In Vancouver Island, Iris showed me Victoria; we also hiked Mt. Tolmie and met some friends at the beach. I also had the opportunity to stay with Rick and join his Thursday Night Ride group. Later, Rick offered work and his place if I would be willing to stay until Christmas. I accepted his offer and moved to Vancouver Island where I got work and gained a bunch of new bike friends.
Bike for Bibles changed my Canada trip in a positive way. When I first arrived in the country, I didn’t have a lot of friends; I had no stable work and was by myself most of the time, so it was quite difficult to learn the language. After Bike for Bibles I gained a lot of friends and found work. I also think that my English has improved greatly.
When I went home in Rotterdam, I showed my family and friends the Bike for Bibles photos and videos. When a good bike friend saw this he wanted to ride the Bike for Bibles as well. So this summer we want to join the Alberta and British Columbia weeklong rides. I hope that you will join us this year and become a part of the Bike for Bibles family.

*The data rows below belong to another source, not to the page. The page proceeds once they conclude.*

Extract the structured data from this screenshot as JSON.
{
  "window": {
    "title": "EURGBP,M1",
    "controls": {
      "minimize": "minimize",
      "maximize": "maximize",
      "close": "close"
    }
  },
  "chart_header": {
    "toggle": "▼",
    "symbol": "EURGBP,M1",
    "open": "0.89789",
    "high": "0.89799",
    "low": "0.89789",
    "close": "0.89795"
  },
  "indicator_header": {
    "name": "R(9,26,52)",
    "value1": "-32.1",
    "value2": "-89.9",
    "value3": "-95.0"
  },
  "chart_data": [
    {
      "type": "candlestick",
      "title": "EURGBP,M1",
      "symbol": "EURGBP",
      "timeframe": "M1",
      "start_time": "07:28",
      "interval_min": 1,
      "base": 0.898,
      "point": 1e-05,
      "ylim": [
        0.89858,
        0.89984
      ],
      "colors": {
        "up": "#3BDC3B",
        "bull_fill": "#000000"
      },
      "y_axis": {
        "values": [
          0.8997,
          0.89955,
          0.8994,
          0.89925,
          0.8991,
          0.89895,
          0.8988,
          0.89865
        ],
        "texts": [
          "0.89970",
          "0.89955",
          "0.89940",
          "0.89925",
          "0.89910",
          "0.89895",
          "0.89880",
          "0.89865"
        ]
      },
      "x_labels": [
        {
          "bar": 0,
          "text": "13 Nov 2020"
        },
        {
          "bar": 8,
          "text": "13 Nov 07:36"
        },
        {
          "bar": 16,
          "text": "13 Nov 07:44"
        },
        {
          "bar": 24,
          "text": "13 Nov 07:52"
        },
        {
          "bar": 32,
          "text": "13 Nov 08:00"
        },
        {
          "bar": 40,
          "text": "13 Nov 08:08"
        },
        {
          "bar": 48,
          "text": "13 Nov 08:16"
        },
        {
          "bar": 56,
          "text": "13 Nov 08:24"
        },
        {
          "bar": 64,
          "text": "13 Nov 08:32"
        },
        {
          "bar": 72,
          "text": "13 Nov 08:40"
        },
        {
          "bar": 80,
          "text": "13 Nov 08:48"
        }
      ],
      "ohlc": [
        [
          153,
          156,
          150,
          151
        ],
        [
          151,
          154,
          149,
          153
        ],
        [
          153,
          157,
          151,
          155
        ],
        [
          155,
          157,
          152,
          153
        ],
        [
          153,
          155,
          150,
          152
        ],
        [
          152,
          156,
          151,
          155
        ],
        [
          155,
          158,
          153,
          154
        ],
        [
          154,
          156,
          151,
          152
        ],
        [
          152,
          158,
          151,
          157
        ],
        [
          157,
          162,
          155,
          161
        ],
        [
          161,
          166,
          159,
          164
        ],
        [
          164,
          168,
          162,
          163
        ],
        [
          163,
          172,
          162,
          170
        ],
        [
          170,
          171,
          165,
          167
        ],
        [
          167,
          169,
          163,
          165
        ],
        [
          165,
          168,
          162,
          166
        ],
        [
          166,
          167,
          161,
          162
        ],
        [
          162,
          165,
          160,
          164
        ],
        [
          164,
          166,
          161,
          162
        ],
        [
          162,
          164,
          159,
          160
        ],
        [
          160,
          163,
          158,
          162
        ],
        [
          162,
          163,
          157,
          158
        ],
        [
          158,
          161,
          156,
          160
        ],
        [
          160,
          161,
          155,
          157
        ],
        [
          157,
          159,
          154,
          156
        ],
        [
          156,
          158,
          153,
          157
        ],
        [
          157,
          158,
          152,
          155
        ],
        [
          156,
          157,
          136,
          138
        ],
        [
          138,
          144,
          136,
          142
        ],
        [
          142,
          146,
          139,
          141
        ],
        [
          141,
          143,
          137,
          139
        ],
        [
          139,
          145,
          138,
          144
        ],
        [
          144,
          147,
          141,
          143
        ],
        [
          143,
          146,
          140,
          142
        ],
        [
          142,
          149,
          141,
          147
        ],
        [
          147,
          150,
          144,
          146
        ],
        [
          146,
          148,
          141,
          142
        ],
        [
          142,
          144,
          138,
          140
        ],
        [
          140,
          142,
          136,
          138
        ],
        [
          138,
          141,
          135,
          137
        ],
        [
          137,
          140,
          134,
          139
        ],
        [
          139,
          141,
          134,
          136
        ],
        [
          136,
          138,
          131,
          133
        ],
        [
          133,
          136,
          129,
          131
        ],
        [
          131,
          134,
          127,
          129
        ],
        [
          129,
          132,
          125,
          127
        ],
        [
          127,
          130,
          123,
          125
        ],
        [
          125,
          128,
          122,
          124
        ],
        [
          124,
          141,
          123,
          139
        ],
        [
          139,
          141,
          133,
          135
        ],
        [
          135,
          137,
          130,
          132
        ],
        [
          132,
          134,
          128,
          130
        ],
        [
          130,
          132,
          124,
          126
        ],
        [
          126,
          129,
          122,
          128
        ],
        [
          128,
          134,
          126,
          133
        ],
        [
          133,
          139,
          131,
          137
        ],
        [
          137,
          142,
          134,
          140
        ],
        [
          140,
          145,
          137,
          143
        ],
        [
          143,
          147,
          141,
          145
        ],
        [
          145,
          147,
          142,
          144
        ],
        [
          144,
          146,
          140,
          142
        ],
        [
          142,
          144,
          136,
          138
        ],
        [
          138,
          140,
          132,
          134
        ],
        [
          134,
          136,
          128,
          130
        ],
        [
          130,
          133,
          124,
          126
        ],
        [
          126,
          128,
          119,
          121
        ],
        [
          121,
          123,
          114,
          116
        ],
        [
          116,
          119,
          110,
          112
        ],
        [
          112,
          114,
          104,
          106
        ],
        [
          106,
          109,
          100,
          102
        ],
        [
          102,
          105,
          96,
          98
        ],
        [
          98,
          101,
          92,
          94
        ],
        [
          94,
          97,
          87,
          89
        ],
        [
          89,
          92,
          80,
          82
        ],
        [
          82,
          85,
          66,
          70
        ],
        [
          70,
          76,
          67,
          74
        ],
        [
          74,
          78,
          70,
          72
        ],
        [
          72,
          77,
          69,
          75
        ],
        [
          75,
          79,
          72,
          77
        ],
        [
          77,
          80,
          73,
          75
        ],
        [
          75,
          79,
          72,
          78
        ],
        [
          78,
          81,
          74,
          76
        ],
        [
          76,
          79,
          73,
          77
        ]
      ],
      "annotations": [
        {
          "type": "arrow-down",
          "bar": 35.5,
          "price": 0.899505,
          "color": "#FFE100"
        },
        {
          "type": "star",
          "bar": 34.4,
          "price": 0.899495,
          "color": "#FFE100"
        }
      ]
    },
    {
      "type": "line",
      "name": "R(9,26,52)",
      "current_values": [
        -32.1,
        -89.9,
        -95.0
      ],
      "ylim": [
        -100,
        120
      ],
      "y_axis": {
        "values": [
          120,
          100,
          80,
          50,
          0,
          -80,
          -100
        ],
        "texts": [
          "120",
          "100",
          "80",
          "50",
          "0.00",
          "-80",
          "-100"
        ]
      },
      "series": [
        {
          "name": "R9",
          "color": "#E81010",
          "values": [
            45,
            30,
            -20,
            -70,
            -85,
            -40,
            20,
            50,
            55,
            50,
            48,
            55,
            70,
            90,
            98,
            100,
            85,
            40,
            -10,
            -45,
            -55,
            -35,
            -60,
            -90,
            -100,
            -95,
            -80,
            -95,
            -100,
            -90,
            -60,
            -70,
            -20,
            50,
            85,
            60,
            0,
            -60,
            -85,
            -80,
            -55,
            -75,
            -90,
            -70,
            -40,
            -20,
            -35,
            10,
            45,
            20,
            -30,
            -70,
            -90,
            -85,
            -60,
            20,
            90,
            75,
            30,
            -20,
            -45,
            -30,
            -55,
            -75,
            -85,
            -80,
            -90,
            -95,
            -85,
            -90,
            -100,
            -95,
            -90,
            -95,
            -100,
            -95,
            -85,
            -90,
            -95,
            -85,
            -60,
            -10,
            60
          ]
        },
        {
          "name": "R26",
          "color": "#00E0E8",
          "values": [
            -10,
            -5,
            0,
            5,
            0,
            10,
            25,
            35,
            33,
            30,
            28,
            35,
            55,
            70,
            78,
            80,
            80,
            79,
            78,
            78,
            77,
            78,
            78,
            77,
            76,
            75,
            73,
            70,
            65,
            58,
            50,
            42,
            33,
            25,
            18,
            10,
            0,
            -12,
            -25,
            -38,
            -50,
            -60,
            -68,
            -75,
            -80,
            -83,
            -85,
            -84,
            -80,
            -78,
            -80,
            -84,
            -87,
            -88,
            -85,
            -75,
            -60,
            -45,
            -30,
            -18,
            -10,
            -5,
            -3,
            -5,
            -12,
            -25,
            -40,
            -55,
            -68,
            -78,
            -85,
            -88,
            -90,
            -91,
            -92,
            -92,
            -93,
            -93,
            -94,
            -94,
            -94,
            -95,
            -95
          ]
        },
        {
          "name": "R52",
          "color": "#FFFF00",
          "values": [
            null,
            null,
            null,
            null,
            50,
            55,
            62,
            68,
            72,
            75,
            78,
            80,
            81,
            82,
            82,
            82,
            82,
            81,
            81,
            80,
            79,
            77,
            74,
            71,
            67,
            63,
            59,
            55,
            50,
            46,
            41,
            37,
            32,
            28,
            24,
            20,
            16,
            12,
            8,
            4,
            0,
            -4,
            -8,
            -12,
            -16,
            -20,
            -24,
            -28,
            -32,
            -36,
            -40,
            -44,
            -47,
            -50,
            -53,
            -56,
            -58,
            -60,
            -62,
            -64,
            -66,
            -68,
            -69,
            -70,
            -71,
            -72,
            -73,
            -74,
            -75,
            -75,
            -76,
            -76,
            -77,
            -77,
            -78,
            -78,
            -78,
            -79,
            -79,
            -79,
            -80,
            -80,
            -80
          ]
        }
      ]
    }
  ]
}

Why should you participate in Bike for Bibles?
You’re probably asking yourself: “Why should I participate in Bike for Bibles? We have a lot of Bibles at home already. So many that most of them are just collecting dust on the shelf.”
But the reality is: there are millions of Christians around the world who don’t have even a single book of the Bible in their heart language. They need to hear about the Good News from the Bible and that will only happen if we help make God’s Word available for them.
There’s also a lot to be gained by participating. It is a way of sharing the Word while achieving fun, fitness and fellowship with people of different denominations and ages. It’s not only biking; there’s also time for worship, relaxation, playing – just having fun with people who love God! It doesn’t matter how young or old or experienced you are. Everybody could join the ride!
How could you participate in Bike for Bibles?
If you don’t know how to ride a bike, or if you’re not interest in riding but would love to support Bike for Bibles, there are other options for you. You could pray for the riders, be a roadie, or a videographer/photographer, or you could sponsor a rider or donate to help raise funds. There’s something for everyone. For details on how you can help, click here.
Contributed by Lenny (Leendert) vanderLugt